▶ How to complete this task:
Retype every entry word for word. Omit the pictures.

### Supplied records ###

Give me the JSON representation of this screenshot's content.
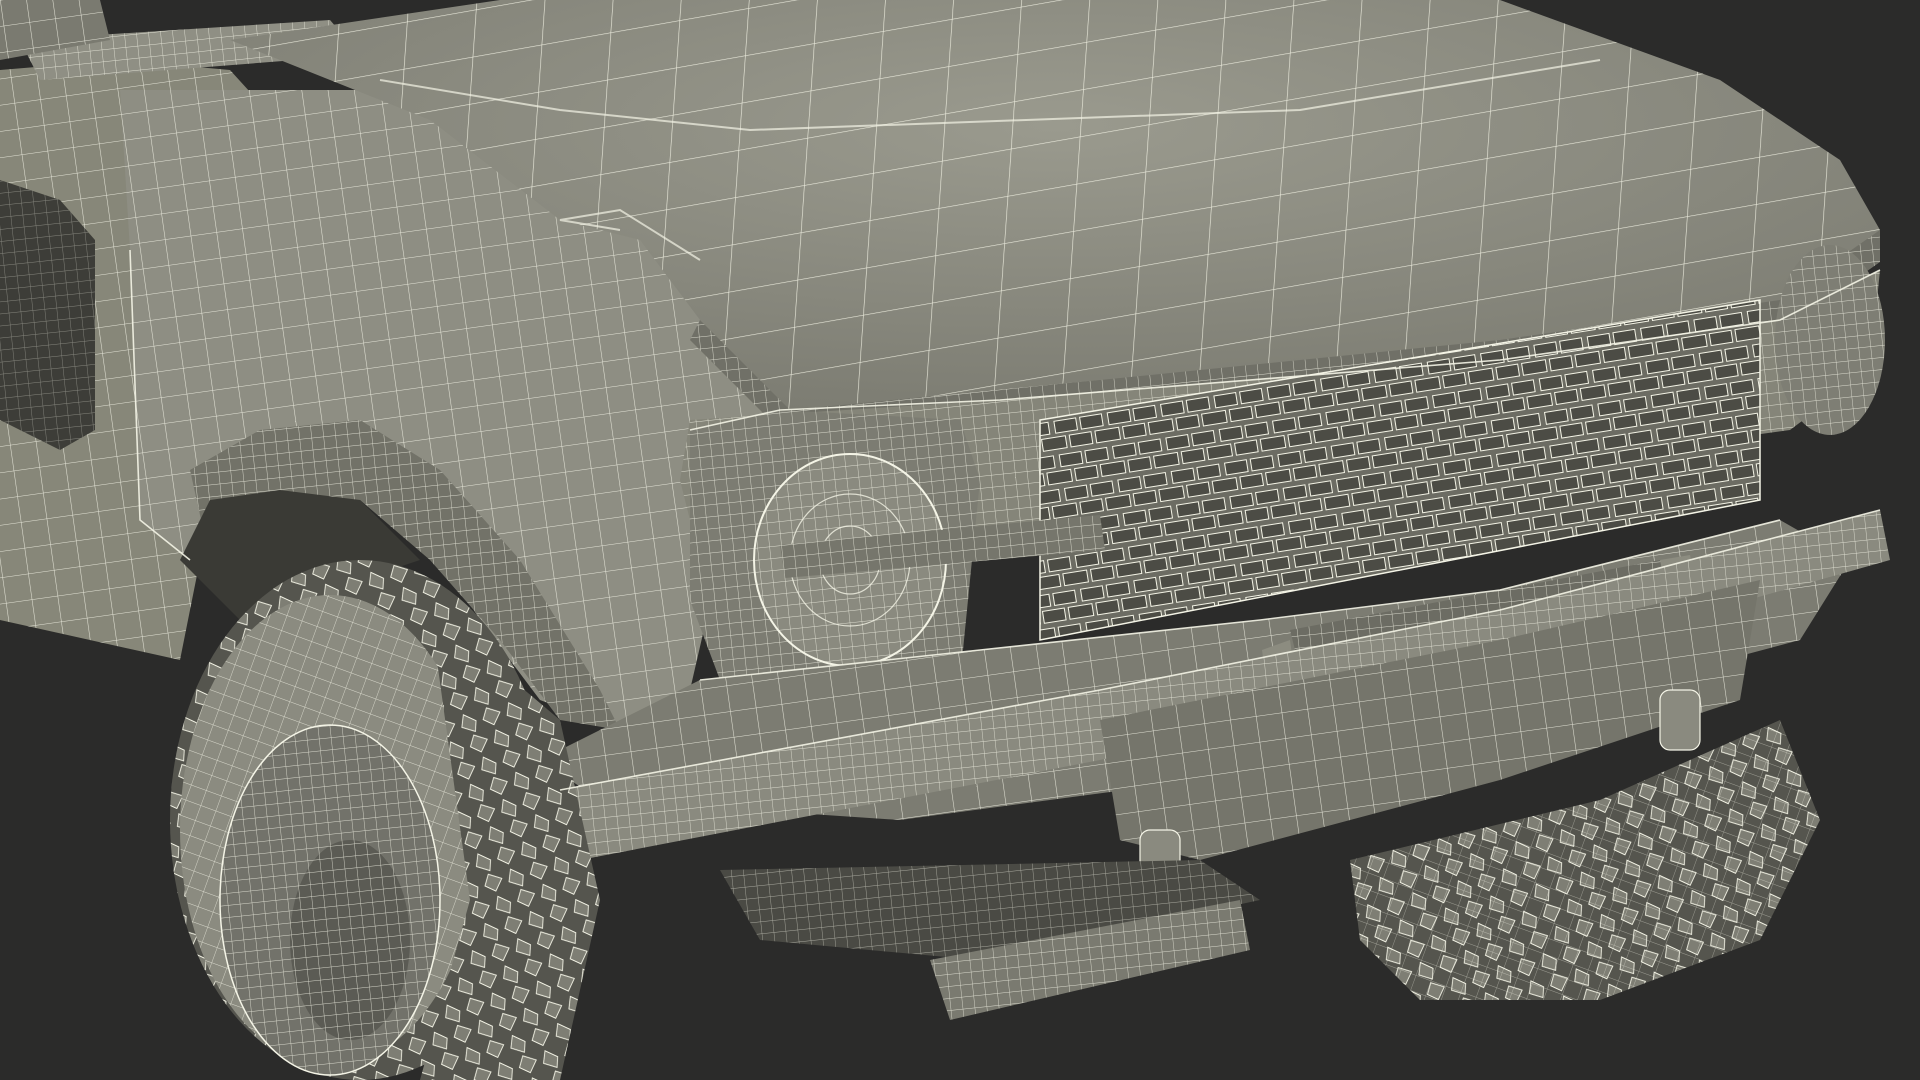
{
  "scene": {
    "subject": "wireframe-render-of-suv-front",
    "colors": {
      "background": "#2b2b2a",
      "surface": "#8e8e83",
      "surface_light": "#a3a397",
      "surface_dark": "#6f6f66",
      "shadow": "#3f3f3a",
      "wire": "#f4f4e6"
    }
  }
}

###

▶ Answer to this exercise:
Give me the JSON representation of this screenshot's content.
{
  "scene": {
    "subject": "wireframe-render-of-suv-front",
    "colors": {
      "background": "#2b2b2a",
      "surface": "#8e8e83",
      "surface_light": "#a3a397",
      "surface_dark": "#6f6f66",
      "shadow": "#3f3f3a",
      "wire": "#f4f4e6"
    }
  }
}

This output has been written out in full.